This announcement does not impact any H-2B worker petitions received by the USCIS prior to January 10 or any employees with a start date of April 1, 2017, or later. As well, USCIS will continue to accept H-2B petitions that are exempt from the congressionally mandated cap including current H-2B workers who are petitioning to extend their stays and, if applicable, change the terms of their employment or change their employers.

In FY2016, Congress had enacted the returning worker provision which exempted H-2B visa workers who had previously used the program to be exempt from the cap. However, Congress opted not to extend this provision for FY2017.

Regulations Under the Microscope

(Regulation) Permanent link

Microscope

It is a new session of Congress and a new Presidential administration. What does that mean for the major issues affecting the club industry? Here’s a brief overview of what we might expect to see during the transition on three of the industry’s top federal issues.

The Affordable Care Act – Both Congressional leadership and the President have indicated plans to repeal this legislation through Congress. Work has already begun to pass the repeal through budget reconciliation, which is a method that allows fast-track consideration without the threat of filibuster. The good news is that some of the popular provisions, like elimination of lifetime limits, pre-existing conditions and keeping minors on parental insurance until age 26, may be spared. Many of the least popular provisions and those most troublesome for small businesses and individuals, the individual penalties and employer mandate, are definitely on the chopping block.

The wildcard to this issue is that Congressional leadership has been unable to agree on what the replacement will be. Expect this process to be lengthy and complicated. While Congressional leadership has indicated their goal is to have legislation on the President’s desk for his signature by February, the reconciliation process could be longer.

Overtime Rule Changes and DOL Regulations
– A temporary nationwide injunction remains in effect based on the November action of the US District Court. The nomination of Andrew Puzder, a restaurant industry executive, has illustrated the Trump Administration’s interest in a more business-friendly era of regulation from the Department of Labor. Apart from the overtime rules, it is expected that the Administration will thoroughly review much of the recently enacted DOL and OSHA regulations recordkeeping, the Fiduciary Rule and others.

Congress can vote to repeal regulations, which would have immediate effect. Without that action, the Administration is bound by the rulemaking process which takes time so it is not an immediate end to a regulation. However, cabinet secretaries, like Puzder, can lessen the effect through diminished enforcement.

The wildcard here is the continuing battle in the courts on overtime. While the Trump Administration may choose to withdraw defense of the rule, other groups have already petitioned to take over defense if that happens.
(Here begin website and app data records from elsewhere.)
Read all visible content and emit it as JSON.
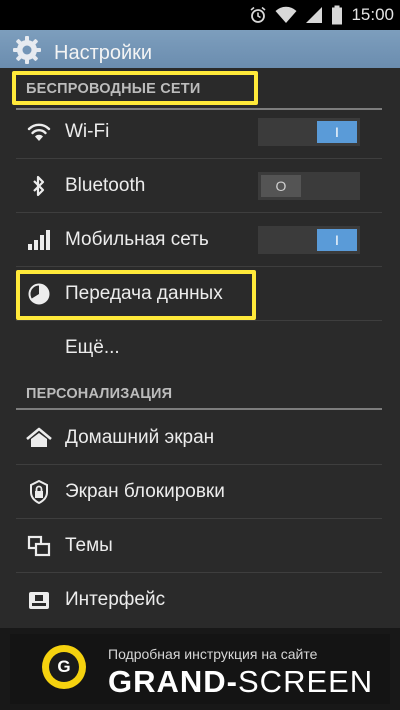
{
  "status_bar": {
    "time": "15:00",
    "icons": [
      "alarm-icon",
      "wifi-icon",
      "signal-icon",
      "battery-icon"
    ]
  },
  "action_bar": {
    "title": "Настройки",
    "icon": "gear-icon"
  },
  "sections": {
    "wireless": {
      "header": "БЕСПРОВОДНЫЕ СЕТИ",
      "items": [
        {
          "label": "Wi-Fi",
          "icon": "wifi-icon",
          "toggle": "I",
          "on": true
        },
        {
          "label": "Bluetooth",
          "icon": "bluetooth-icon",
          "toggle": "O",
          "on": false
        },
        {
          "label": "Мобильная сеть",
          "icon": "signal-icon",
          "toggle": "I",
          "on": true
        },
        {
          "label": "Передача данных",
          "icon": "data-usage-icon"
        },
        {
          "label": "Ещё..."
        }
      ]
    },
    "personalization": {
      "header": "ПЕРСОНАЛИЗАЦИЯ",
      "items": [
        {
          "label": "Домашний экран",
          "icon": "home-icon"
        },
        {
          "label": "Экран блокировки",
          "icon": "lock-icon"
        },
        {
          "label": "Темы",
          "icon": "themes-icon"
        },
        {
          "label": "Интерфейс",
          "icon": "interface-icon"
        }
      ]
    }
  },
  "footer": {
    "caption": "Подробная инструкция на сайте",
    "brand_bold": "GRAND-",
    "brand_rest": "SCREEN",
    "logo_letter": "G"
  },
  "colors": {
    "accent_toggle": "#5a9bd8",
    "highlight": "#ffe93a",
    "action_bar": "#7395b7",
    "logo": "#f5d20f"
  }
}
It remains unlikely that these efforts will be successful but does create uncertainty for small businesses.

Waters of the US
– This is another measure which remains on a nationwide injunction, enacted by the US Circuit of Appeals Sixth Circuit in October 2015. Congress has already begun working on this repeal. On January 12, Senators Deb Fischer (R-NE) and Joni Ernst (R-IA) introduced S.Res.12 which calls for the withdrawal of the Waters of the US (WOTUS) rule.

The Trump Administration has nominated Scott Pruitt, Attorney General of Oklahoma, to lead the Environmental Protection Agency. Pruitt, as Attorney General of Oklahoma, was involved in litigation against the EPA and WOTUS, citing its executive overreach.

Like overtime, the wildcard here is the continuing battle in the courts. The Administration may choose to withdraw legal defense of the rule as well.

In summary, it is going to be a busy 115th Session of Congress and for the 15 cabinet agencies as they review many of the regulatory actions of the previous administration.

Stay tuned for the latest information.